TASK INSTRUCTIONS: A word-for-word copy of the entries is the only acceptable reply.
##### DATA SUPPLIED #####
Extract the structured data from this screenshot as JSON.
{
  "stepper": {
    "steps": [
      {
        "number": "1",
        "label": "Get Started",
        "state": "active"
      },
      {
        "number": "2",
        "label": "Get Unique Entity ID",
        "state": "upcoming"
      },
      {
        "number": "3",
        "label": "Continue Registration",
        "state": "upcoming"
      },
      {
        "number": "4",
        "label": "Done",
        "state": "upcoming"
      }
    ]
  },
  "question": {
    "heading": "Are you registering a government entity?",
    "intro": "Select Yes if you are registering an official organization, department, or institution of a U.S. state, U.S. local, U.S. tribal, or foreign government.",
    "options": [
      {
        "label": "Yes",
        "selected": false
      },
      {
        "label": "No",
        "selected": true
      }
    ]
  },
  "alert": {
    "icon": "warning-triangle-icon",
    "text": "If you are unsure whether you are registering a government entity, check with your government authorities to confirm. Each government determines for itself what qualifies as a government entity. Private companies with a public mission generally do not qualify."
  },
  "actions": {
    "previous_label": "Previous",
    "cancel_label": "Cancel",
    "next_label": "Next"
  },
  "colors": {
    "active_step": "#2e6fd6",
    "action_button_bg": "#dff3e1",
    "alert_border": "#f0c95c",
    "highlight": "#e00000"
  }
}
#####
ANSWER:
Extract the structured data from this screenshot as JSON.
{
  "stepper": {
    "steps": [
      {
        "number": "1",
        "label": "Get Started",
        "state": "active"
      },
      {
        "number": "2",
        "label": "Get Unique Entity ID",
        "state": "upcoming"
      },
      {
        "number": "3",
        "label": "Continue Registration",
        "state": "upcoming"
      },
      {
        "number": "4",
        "label": "Done",
        "state": "upcoming"
      }
    ]
  },
  "question": {
    "heading": "Are you registering a government entity?",
    "intro": "Select Yes if you are registering an official organization, department, or institution of a U.S. state, U.S. local, U.S. tribal, or foreign government.",
    "options": [
      {
        "label": "Yes",
        "selected": false
      },
      {
        "label": "No",
        "selected": true
      }
    ]
  },
  "alert": {
    "icon": "warning-triangle-icon",
    "text": "If you are unsure whether you are registering a government entity, check with your government authorities to confirm. Each government determines for itself what qualifies as a government entity. Private companies with a public mission generally do not qualify."
  },
  "actions": {
    "previous_label": "Previous",
    "cancel_label": "Cancel",
    "next_label": "Next"
  },
  "colors": {
    "active_step": "#2e6fd6",
    "action_button_bg": "#dff3e1",
    "alert_border": "#f0c95c",
    "highlight": "#e00000"
  }
}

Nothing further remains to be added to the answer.